• TASK REQUIREMENTS
Please reproduce all the records exactly while leaving out their pictures.

::::::::::

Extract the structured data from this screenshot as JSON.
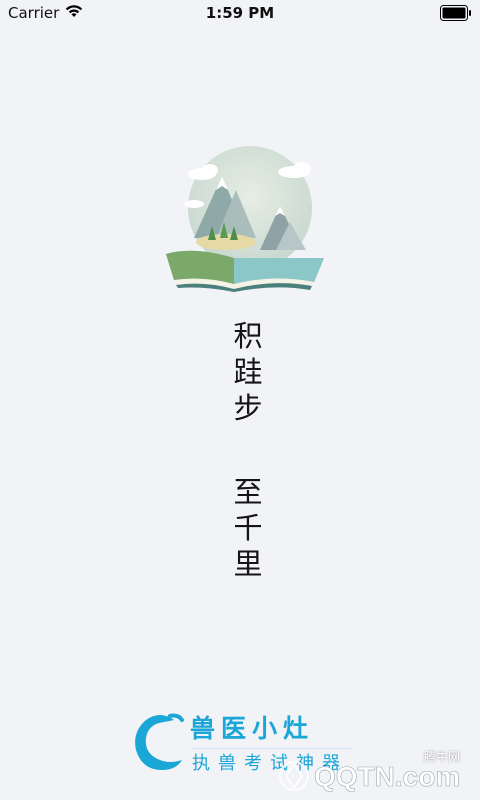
{
  "status_bar": {
    "carrier": "Carrier",
    "time": "1:59 PM"
  },
  "splash": {
    "slogan_line1": [
      "积",
      "跬",
      "步"
    ],
    "slogan_line2": [
      "至",
      "千",
      "里"
    ]
  },
  "brand": {
    "name": "兽医小灶",
    "tagline": "执兽考试神器"
  },
  "watermark": {
    "site": "腾牛网",
    "mark_text": "QQTN.com"
  }
}
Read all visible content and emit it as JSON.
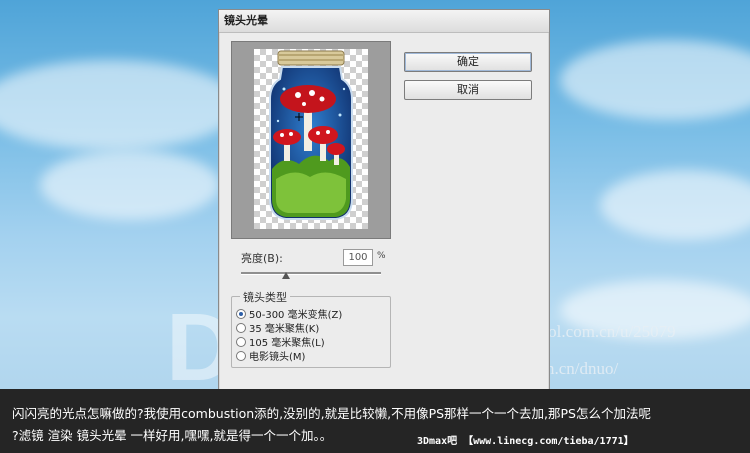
{
  "dialog": {
    "title": "镜头光晕",
    "ok_label": "确定",
    "cancel_label": "取消",
    "brightness_label": "亮度(B):",
    "brightness_value": "100",
    "brightness_unit": "%",
    "lens_group_label": "镜头类型",
    "lens_options": [
      {
        "label": "50-300 毫米变焦(Z)",
        "selected": true
      },
      {
        "label": "35 毫米聚焦(K)",
        "selected": false
      },
      {
        "label": "105 毫米聚焦(L)",
        "selected": false
      },
      {
        "label": "电影镜头(M)",
        "selected": false
      }
    ]
  },
  "watermark": {
    "letters": "DNUO",
    "url1": "http://www.zcool.com.cn/u/25079",
    "url2": "http://t.sina.com.cn/dnuo/"
  },
  "caption": {
    "line1": "闪闪亮的光点怎嘛做的?我使用combustion添的,没别的,就是比较懒,不用像PS那样一个一个去加,那PS怎么个加法呢",
    "line2": "?滤镜 渲染 镜头光晕 一样好用,嘿嘿,就是得一个一个加。。",
    "credit": "3Dmax吧 【www.linecg.com/tieba/1771】"
  },
  "colors": {
    "sky_top": "#4fa4d8",
    "sky_bottom": "#b9dcf2",
    "caption_bg": "#252525",
    "dialog_bg": "#ececec"
  }
}
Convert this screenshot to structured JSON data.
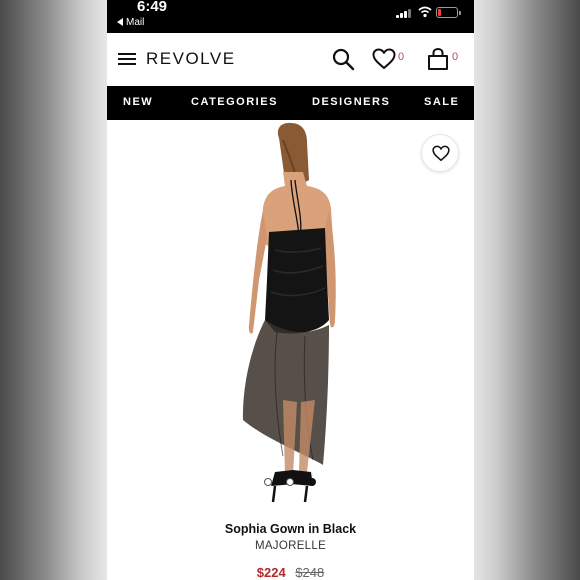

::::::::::

• EXERCISE ANSWER
Extract the structured data from this screenshot as JSON.
{
  "status_bar": {
    "carrier": "Carrier",
    "time": "1:59 PM"
  },
  "splash": {
    "slogan_line1": [
      "积",
      "跬",
      "步"
    ],
    "slogan_line2": [
      "至",
      "千",
      "里"
    ]
  },
  "brand": {
    "name": "兽医小灶",
    "tagline": "执兽考试神器"
  },
  "watermark": {
    "site": "腾牛网",
    "mark_text": "QQTN.com"
  }
}
Read all visible content and emit it as JSON.
{
  "dialog": {
    "title": "镜头光晕",
    "ok_label": "确定",
    "cancel_label": "取消",
    "brightness_label": "亮度(B):",
    "brightness_value": "100",
    "brightness_unit": "%",
    "lens_group_label": "镜头类型",
    "lens_options": [
      {
        "label": "50-300 毫米变焦(Z)",
        "selected": true
      },
      {
        "label": "35 毫米聚焦(K)",
        "selected": false
      },
      {
        "label": "105 毫米聚焦(L)",
        "selected": false
      },
      {
        "label": "电影镜头(M)",
        "selected": false
      }
    ]
  },
  "watermark": {
    "letters": "DNUO",
    "url1": "http://www.zcool.com.cn/u/25079",
    "url2": "http://t.sina.com.cn/dnuo/"
  },
  "caption": {
    "line1": "闪闪亮的光点怎嘛做的?我使用combustion添的,没别的,就是比较懒,不用像PS那样一个一个去加,那PS怎么个加法呢",
    "line2": "?滤镜 渲染 镜头光晕 一样好用,嘿嘿,就是得一个一个加。。",
    "credit": "3Dmax吧 【www.linecg.com/tieba/1771】"
  },
  "colors": {
    "sky_top": "#4fa4d8",
    "sky_bottom": "#b9dcf2",
    "caption_bg": "#252525",
    "dialog_bg": "#ececec"
  }
}
Convert this screenshot to structured JSON data.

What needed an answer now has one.